April 19th

First COVID-19 Patient Treated with Inhaled Nitric Oxide Therapy; Prior Studies Have Shown NO May Prevent Viral Replication, Improve Arterial Oxygenation, Reduce Need for Ventilation Support, & Prevent Proliferation of Lung Infiltrates

On March 30, 2020, Bellerophon Therapeutics, Inc. (Nasdaq: BLPH), a clinical-stage biotherapeutics company focused on developing treatments for cardiopulmonary diseases, announced that emergency expanded access treatment with its INOpulse(R) inhaled nitric oxide (iNO) system (iNO) was initiated for the first time in a patient with a diagnosis of the novel coronavirus disease COVID-19 at the University of Miami School of Medicine. The treatment follows the recent decision by the U.S. Food and Drug Administration (FDA) to grant emergency expanded access that allows INOpulse to be used immediately for the treatment of COVID-19 under the care and supervision of the patient’s physician. "Based on previous studies that demonstrate the benefits of iNO in oxygenation and immune response, INOpulse has the potential to be used as a viable treatment option for COVID-19," said the treating physician, Roger Alvarez, DO, MPH, Assistant Professor, University of Miami School of Medicine. "The cardiopulmonary benefit demonstrated by INOpulse in various indications provides the potential to prevent deterioration in patients with COVID-19, allowing ventilators to be preserved for the most critically ill. INOpulse's ease of administration could significantly decrease the burden on therapists and nurses as they combat this pandemic with constrained resources." NO is a molecule naturally produced in the endothelial lining of blood vessels that plays a significant role in vasodilation, or opening of the arteries, including arteries in the lung.
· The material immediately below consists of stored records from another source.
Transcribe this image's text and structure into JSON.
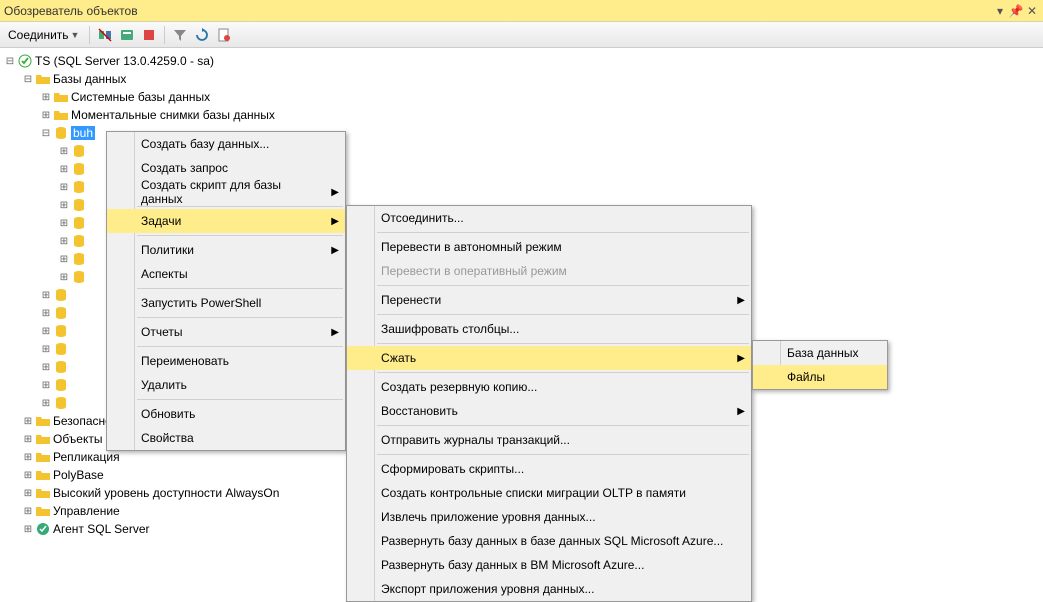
{
  "title_bar": {
    "title": "Обозреватель объектов"
  },
  "toolbar": {
    "connect_label": "Соединить"
  },
  "tree": {
    "root": "TS (SQL Server 13.0.4259.0 - sa)",
    "databases": "Базы данных",
    "sys_db": "Системные базы данных",
    "snapshots": "Моментальные снимки базы данных",
    "buh": "buh",
    "security": "Безопасность",
    "server_objects": "Объекты сервера",
    "replication": "Репликация",
    "polybase": "PolyBase",
    "alwayson": "Высокий уровень доступности AlwaysOn",
    "management": "Управление",
    "agent": "Агент SQL Server"
  },
  "menu1": {
    "create_db": "Создать базу данных...",
    "create_query": "Создать запрос",
    "create_script": "Создать скрипт для базы данных",
    "tasks": "Задачи",
    "policies": "Политики",
    "aspects": "Аспекты",
    "powershell": "Запустить PowerShell",
    "reports": "Отчеты",
    "rename": "Переименовать",
    "delete": "Удалить",
    "refresh": "Обновить",
    "properties": "Свойства"
  },
  "menu2": {
    "detach": "Отсоединить...",
    "offline": "Перевести в автономный режим",
    "online": "Перевести в оперативный режим",
    "move": "Перенести",
    "encrypt": "Зашифровать столбцы...",
    "shrink": "Сжать",
    "backup": "Создать резервную копию...",
    "restore": "Восстановить",
    "ship_logs": "Отправить журналы транзакций...",
    "gen_scripts": "Сформировать скрипты...",
    "oltp": "Создать контрольные списки миграции OLTP в памяти",
    "extract_app": "Извлечь приложение уровня данных...",
    "deploy_azure_db": "Развернуть базу данных в базе данных SQL Microsoft Azure...",
    "deploy_azure_vm": "Развернуть базу данных в ВМ Microsoft Azure...",
    "export_app": "Экспорт приложения уровня данных..."
  },
  "menu3": {
    "database": "База данных",
    "files": "Файлы"
  }
}
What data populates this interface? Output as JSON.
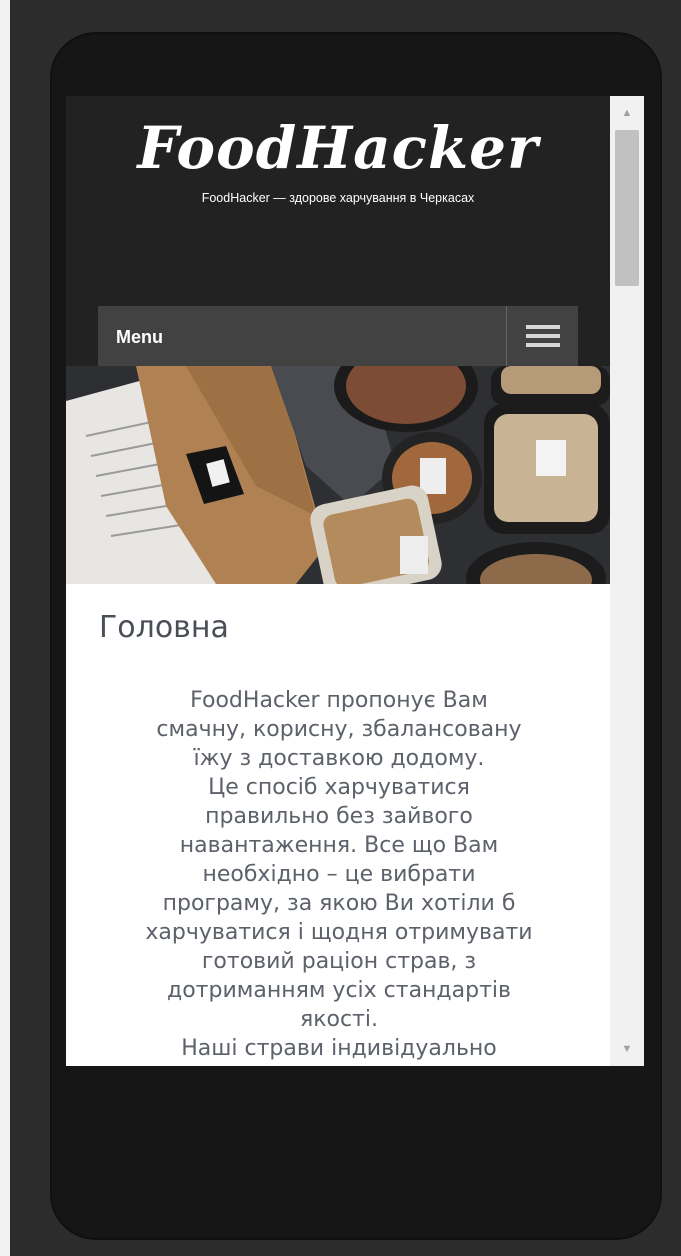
{
  "site": {
    "logo": "FoodHacker",
    "tagline": "FoodHacker — здорове харчування в Черкасах"
  },
  "menu": {
    "label": "Menu",
    "toggle_icon": "hamburger-icon"
  },
  "content": {
    "title": "Головна",
    "lines": [
      "FoodHacker пропонує Вам",
      "смачну, корисну, збалансовану",
      "їжу з доставкою додому.",
      "Це спосіб харчуватися",
      "правильно без зайвого",
      "навантаження. Все що Вам",
      "необхідно – це вибрати",
      "програму, за якою Ви хотіли б",
      "харчуватися і щодня отримувати",
      "готовий раціон страв, з",
      "дотриманням усіх стандартів",
      "якості.",
      "Наші страви індивідуально"
    ]
  },
  "scrollbar": {
    "up_icon": "scroll-up-arrow-icon",
    "down_icon": "scroll-down-arrow-icon"
  }
}
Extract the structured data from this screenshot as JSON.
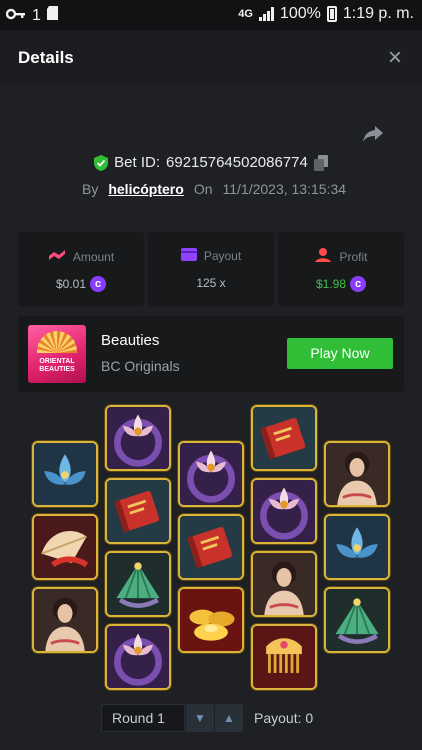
{
  "status_bar": {
    "left_indicator": "1",
    "network": "4G",
    "battery": "100%",
    "time": "1:19 p. m."
  },
  "header": {
    "title": "Details",
    "close_label": "×"
  },
  "bet": {
    "id_label": "Bet ID:",
    "id": "69215764502086774",
    "by_label": "By",
    "user": "helicóptero",
    "on_label": "On",
    "date": "11/1/2023, 13:15:34"
  },
  "stats": {
    "amount": {
      "label": "Amount",
      "value": "$0.01",
      "icon_color": "#ff4b7d"
    },
    "payout": {
      "label": "Payout",
      "value": "125 x",
      "icon_color": "#8e44ff"
    },
    "profit": {
      "label": "Profit",
      "value": "$1.98",
      "icon_color": "#ff4b4b",
      "value_color": "#3bc14a"
    },
    "coin_symbol": "c"
  },
  "game": {
    "thumbnail_text": "ORIENTAL BEAUTIES",
    "name": "Beauties",
    "provider": "BC Originals",
    "play_label": "Play Now"
  },
  "reels": [
    [
      "blue-lotus",
      "fan",
      "woman-portrait"
    ],
    [
      "purple-lotus",
      "red-book",
      "jade-fan",
      "purple-lotus"
    ],
    [
      "purple-lotus",
      "red-book",
      "gold-ingots"
    ],
    [
      "red-book",
      "purple-lotus",
      "woman-portrait",
      "comb"
    ],
    [
      "woman-portrait",
      "blue-lotus",
      "jade-fan"
    ]
  ],
  "footer": {
    "round_label": "Round 1",
    "payout_label": "Payout: 0"
  },
  "colors": {
    "accent_green": "#2fbe36",
    "tile_border": "#d9b53a",
    "background": "#1e2023"
  }
}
April 19th

Rockefeller University Launches Broad Range of Studies on COVID-19

Rockefeller University experts in infectious disease, immunology, biochemistry, structural biology, and genetics have begun over a dozen projects in recent weeks aimed at better understanding the biology of the SARS-CoV-2 virus, which is responsible for the current global COVID-19 pandemic. The research, which involves 18 laboratories and over 130 scientists, has the goal of discovering or developing new, urgently needed approaches to prevent and treat the disease. Although most Rockefeller laboratories have ceased on-campus operations to reduce the spread of the illness, exceptions have been made for those researchers working on essential COVID-19-related projects. Because the development, scale-up, and deployment of a safe and effective vaccine for the virus are still well over the horizon, the researchers are focusing on parallel approaches to provide alternative means of prevention and therapy, attacking the problem from many angles. Projects include the development of antibodies and other protein therapeutics capable of preventing or treating the infection; development of small molecules that inhibit the activity of viral or human proteins that are required for viral replication; improved animal models for testing potential treatments; and identification of new vulnerabilities of the virus via both genomic studies of humans with unusual sensitivity or resistance to infection, and cell-based screens using CRISPR gene-editing technology. “These projects directly relate to pathophysiology, prevention, and treatment of COVID-19, as well as the basic biology of the SARS-CoV-2 virus itself,” says Richard P. Lifton, MD, PhD, the university’s president.